The IRS does not care if you buy a house, fix it up and sell it or you buy bread, lunch meat and mayonnaise and sell sandwiches.  To them, it is the exact same business model.  You are simply buying and selling improved inventory.

According to the IRS, flipping is NOT investing.  For the most part, you have just bought yourself a job, whether you're swinging the hammer yourself or supervising the hammer swingers.

@David McPhail

As others have mentioned.

Flipping, the act of buying a property with the intent of selling it in the near future is considered ordinary income and not capital gain. You will not receive a preferential tax rate on the income and will be taxed at your marginal tax rate. 
The good thing is that you live in Texas and as long as the flipped property is also in Texas that you will pay no state income tax.

Originally posted by @Jerod Howard :

so can I build sell,  use profit to build and sell,  then dump all the proceeds into a rental ?

Yes, you can. But the profit from selling your builds will be taxable as ordinary income + self-employment tax. Whatever is left can be invested in rentals.

@Basit Siddiqi

I understand from the many comments, flipping is business income listed on Schedule c. For some reason I cannot figure out, I have no idea where to enter this income on the schedule.

Here is the breakdown. I owned a SFR in my single member LLC. I owned this property for 17 months. I did not receive a 1099S from the title company, but do know I need to report this. Do I enter this as "other self employed income (1099k, cash, check). Or would I enter this as sale of business property? Or maybe somewhere else. Would entering my gross proceeds, which I could essentially pull from my hud 1, work as a reference?

Or am I totally off base?

I am using Turbo tax and know I should have a CPA. Sorry.

Originally posted by @Brandon Borchers :

@Basit Siddiqi

I understand from the many comments, flipping is business income listed on Schedule c. For some reason I cannot figure out, I have no idea where to enter this income on the schedule.

Here is the breakdown. I owned a SFR in my single member LLC. I owned this property for 17 months. I did not receive a 1099S from the title company, but do know I need to report this. Do I enter this as "other self employed income (1099k, cash, check). Or would I enter this as sale of business property? Or maybe somewhere else. Would entering my gross proceeds, which I could essentially pull from my hud 1, work as a reference?

Or am I totally off base?

I am using Turbo tax and know I should have a CPA. Sorry.

I just took a look at schedule C and I didn't see a line that you referenced "other self-employed income(1099K, cash or check)" but yes flips do get reported on schedule C. Flipping is a unique activity for tax purposes since the houses are considered "inventory".

I think Turbotax does have a customer support chat/phone call for you to ask your questions.

Originally posted by @Teri Feeney Styers :
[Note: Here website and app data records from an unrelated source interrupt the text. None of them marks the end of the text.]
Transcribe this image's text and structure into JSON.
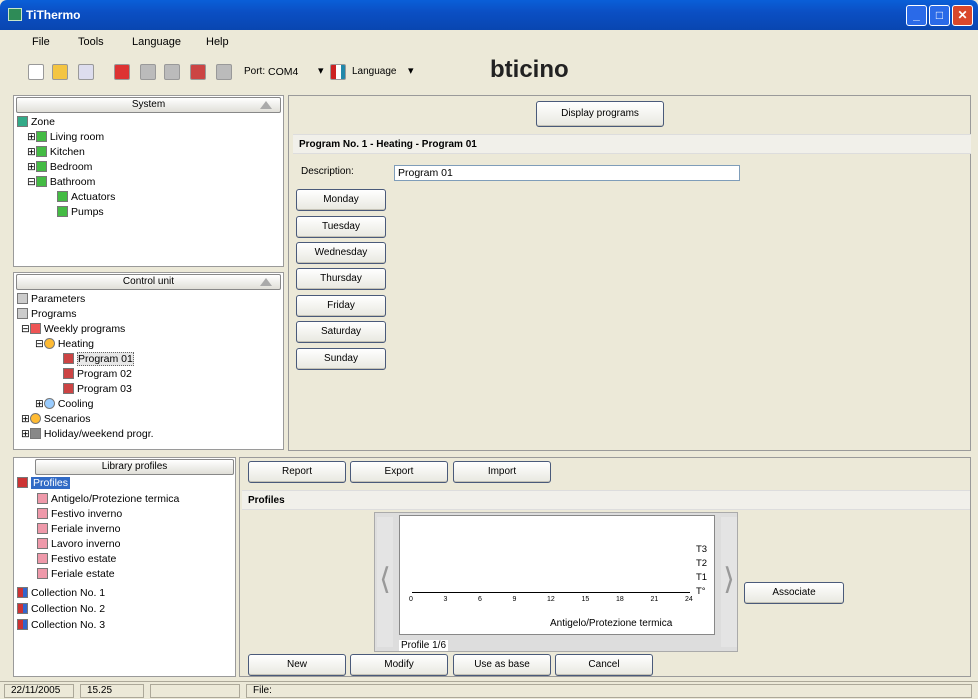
{
  "window": {
    "title": "TiThermo"
  },
  "menu": [
    "File",
    "Tools",
    "Language",
    "Help"
  ],
  "toolbar": {
    "port_label": "Port:",
    "port_value": "COM4",
    "language_label": "Language",
    "brand": "bticino"
  },
  "system": {
    "header": "System",
    "root": "Zone",
    "items": [
      "Living room",
      "Kitchen",
      "Bedroom",
      "Bathroom",
      "Actuators",
      "Pumps"
    ]
  },
  "control": {
    "header": "Control unit",
    "items": [
      "Parameters",
      "Programs",
      "Weekly programs",
      "Heating",
      "Program 01",
      "Program 02",
      "Program 03",
      "Cooling",
      "Scenarios",
      "Holiday/weekend progr."
    ]
  },
  "library": {
    "header": "Library profiles",
    "items": [
      "Profiles",
      "Antigelo/Protezione termica",
      "Festivo inverno",
      "Feriale inverno",
      "Lavoro inverno",
      "Festivo estate",
      "Feriale estate",
      "Collection No. 1",
      "Collection No. 2",
      "Collection No. 3"
    ]
  },
  "program": {
    "display_btn": "Display programs",
    "title": "Program No. 1 - Heating - Program 01",
    "desc_label": "Description:",
    "desc_value": "Program 01",
    "days": [
      "Monday",
      "Tuesday",
      "Wednesday",
      "Thursday",
      "Friday",
      "Saturday",
      "Sunday"
    ]
  },
  "profiles": {
    "buttons": [
      "Report",
      "Export",
      "Import"
    ],
    "title": "Profiles",
    "chart_ticks": [
      "0",
      "3",
      "6",
      "9",
      "12",
      "15",
      "18",
      "21",
      "24"
    ],
    "levels": [
      "T3",
      "T2",
      "T1",
      "T°"
    ],
    "profile_name": "Antigelo/Protezione termica",
    "counter": "Profile 1/6",
    "associate": "Associate",
    "actions": [
      "New",
      "Modify",
      "Use as base",
      "Cancel"
    ]
  },
  "status": {
    "date": "22/11/2005",
    "time": "15.25",
    "file_label": "File:"
  }
}
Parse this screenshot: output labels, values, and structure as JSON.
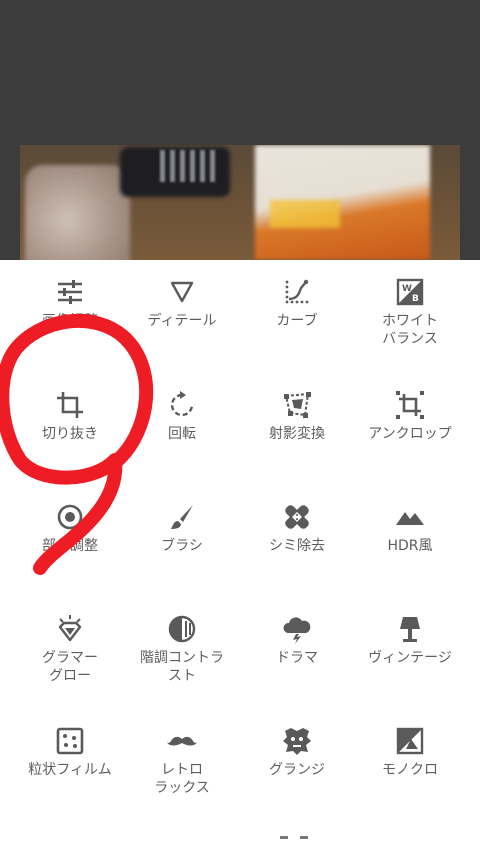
{
  "tools": [
    {
      "label": "画像調整",
      "icon": "tune-sliders-icon"
    },
    {
      "label": "ディテール",
      "icon": "triangle-detail-icon"
    },
    {
      "label": "カーブ",
      "icon": "curves-icon"
    },
    {
      "label": "ホワイト\nバランス",
      "icon": "white-balance-icon"
    },
    {
      "label": "切り抜き",
      "icon": "crop-icon"
    },
    {
      "label": "回転",
      "icon": "rotate-icon"
    },
    {
      "label": "射影変換",
      "icon": "perspective-icon"
    },
    {
      "label": "アンクロップ",
      "icon": "expand-icon"
    },
    {
      "label": "部分調整",
      "icon": "selective-icon"
    },
    {
      "label": "ブラシ",
      "icon": "brush-icon"
    },
    {
      "label": "シミ除去",
      "icon": "healing-icon"
    },
    {
      "label": "HDR風",
      "icon": "hdr-mountains-icon"
    },
    {
      "label": "グラマー\nグロー",
      "icon": "glamour-glow-icon"
    },
    {
      "label": "階調コントラ\nスト",
      "icon": "tonal-contrast-icon"
    },
    {
      "label": "ドラマ",
      "icon": "drama-cloud-icon"
    },
    {
      "label": "ヴィンテージ",
      "icon": "vintage-lamp-icon"
    },
    {
      "label": "粒状フィルム",
      "icon": "grainy-film-icon"
    },
    {
      "label": "レトロ\nラックス",
      "icon": "retrolux-mustache-icon"
    },
    {
      "label": "グランジ",
      "icon": "grunge-icon"
    },
    {
      "label": "モノクロ",
      "icon": "black-and-white-icon"
    }
  ],
  "colors": {
    "preview_bg": "#3c3c3d",
    "icon": "#5a5a5a",
    "annotation": "#ee1c25"
  }
}
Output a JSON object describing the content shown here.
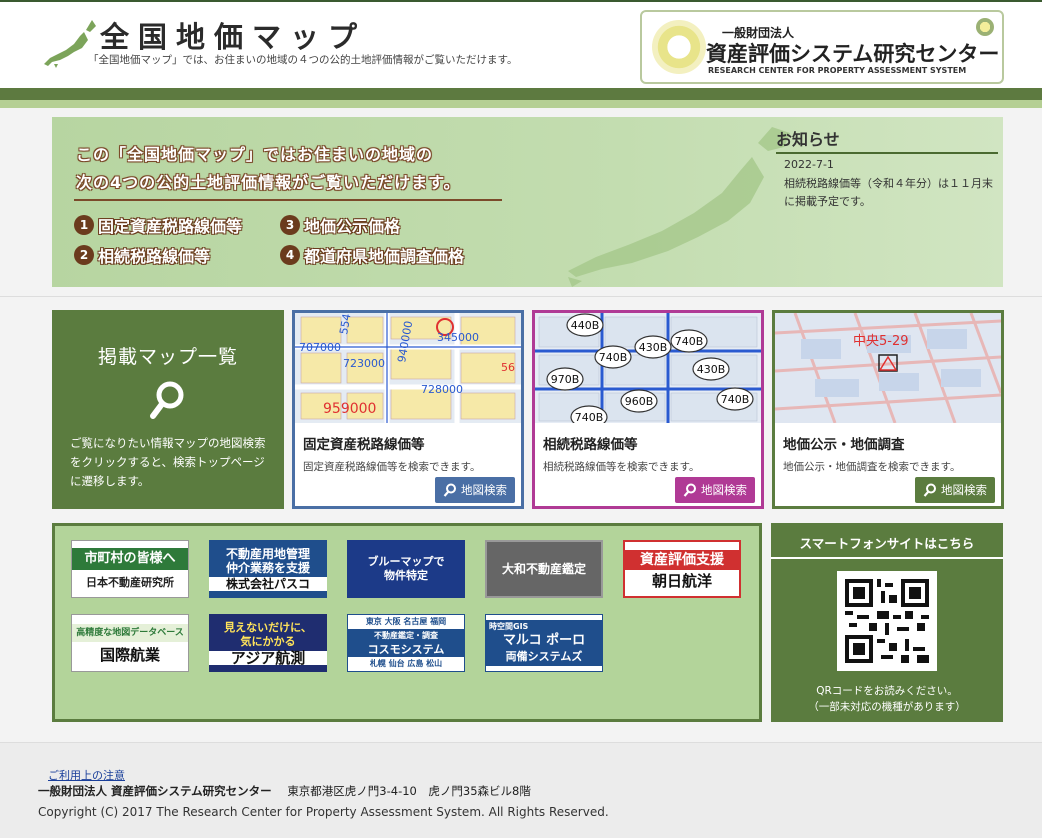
{
  "header": {
    "title": "全国地価マップ",
    "subtitle": "「全国地価マップ」では、お住まいの地域の４つの公的土地評価情報がご覧いただけます。",
    "org_small": "一般財団法人",
    "org_name": "資産評価システム研究センター",
    "org_en": "RESEARCH CENTER FOR PROPERTY ASSESSMENT SYSTEM"
  },
  "hero": {
    "line1": "この「全国地価マップ」ではお住まいの地域の",
    "line2": "次の4つの公的土地評価情報がご覧いただけます。",
    "items": [
      {
        "num": "1",
        "label": "固定資産税路線価等"
      },
      {
        "num": "2",
        "label": "相続税路線価等"
      },
      {
        "num": "3",
        "label": "地価公示価格"
      },
      {
        "num": "4",
        "label": "都道府県地価調査価格"
      }
    ]
  },
  "news": {
    "title": "お知らせ",
    "date": "2022-7-1",
    "body": "相続税路線価等（令和４年分）は１１月末に掲載予定です。"
  },
  "maplist": {
    "title": "掲載マップ一覧",
    "desc": "ご覧になりたい情報マップの地図検索をクリックすると、検索トップページに遷移します。"
  },
  "cards": [
    {
      "title": "固定資産税路線価等",
      "desc": "固定資産税路線価等を検索できます。",
      "button": "地図検索",
      "color": "#4a6fa5",
      "map_labels": [
        "554",
        "707000",
        "345000",
        "723000",
        "728000",
        "959000",
        "56",
        "940000"
      ]
    },
    {
      "title": "相続税路線価等",
      "desc": "相続税路線価等を検索できます。",
      "button": "地図検索",
      "color": "#b03a95",
      "map_labels": [
        "440B",
        "740B",
        "430B",
        "740B",
        "970B",
        "430B",
        "960B",
        "740B",
        "740B"
      ]
    },
    {
      "title": "地価公示・地価調査",
      "desc": "地価公示・地価調査を検索できます。",
      "button": "地図検索",
      "color": "#5b7c3f",
      "map_labels": [
        "中央5-29"
      ]
    }
  ],
  "links": {
    "banners": [
      {
        "line1": "市町村の皆様へ",
        "line2": "日本不動産研究所"
      },
      {
        "line1": "不動産用地管理",
        "line2": "仲介業務を支援",
        "line3": "株式会社パスコ"
      },
      {
        "line1": "ブルーマップで",
        "line2": "物件特定"
      },
      {
        "line1": "大和不動産鑑定"
      },
      {
        "line1": "資産評価支援",
        "line2": "朝日航洋"
      },
      {
        "line1": "高精度な地図データベース",
        "line2": "国際航業"
      },
      {
        "line1": "見えないだけに、",
        "line2": "気にかかる",
        "line3": "アジア航測"
      },
      {
        "line1": "東京 大阪 名古屋 福岡",
        "line2": "不動産鑑定・調査",
        "line3": "コスモシステム",
        "line4": "札幌 仙台 広島 松山"
      },
      {
        "line1": "時空間GIS",
        "line2": "マルコ ポーロ",
        "line3": "両備システムズ"
      }
    ]
  },
  "smartphone": {
    "title": "スマートフォンサイトはこちら",
    "note1": "QRコードをお読みください。",
    "note2": "（一部未対応の機種があります）"
  },
  "footer": {
    "link": "ご利用上の注意",
    "org": "一般財団法人 資産評価システム研究センター",
    "address": "東京都港区虎ノ門3-4-10　虎ノ門35森ビル8階",
    "copyright": "Copyright (C) 2017 The Research Center for Property Assessment System. All Rights Reserved."
  }
}
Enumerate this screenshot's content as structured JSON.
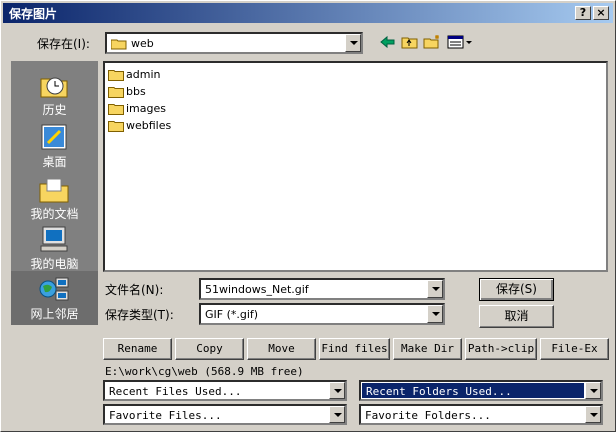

@Basit Siddiqi Not Schedule C - Schedule 1 Line 5. The LLC should have filed its own taxes and passed the income through.

If it's a single member LLC it goes on his 1040 on schedule C.

Originally posted by @Brandon Borchers :

@Basit Siddiqi

I understand from the many comments, flipping is business income listed on Schedule c. For some reason I cannot figure out, I have no idea where to enter this income on the schedule.

Here is the breakdown. I owned a SFR in my single member LLC. I owned this property for 17 months. I did not receive a 1099S from the title company, but do know I need to report this. Do I enter this as "other self employed income (1099k, cash, check). Or would I enter this as sale of business property? Or maybe somewhere else. Would entering my gross proceeds, which I could essentially pull from my hud 1, work as a reference?

Or am I totally off base?

I am using Turbo tax and know I should have a CPA. Sorry.

 I don't know how to make turbo tax do the right thing

But your sales price on the flip is your gross income 

The cost of the house and all it's renovations and expenses are Cost of goods sold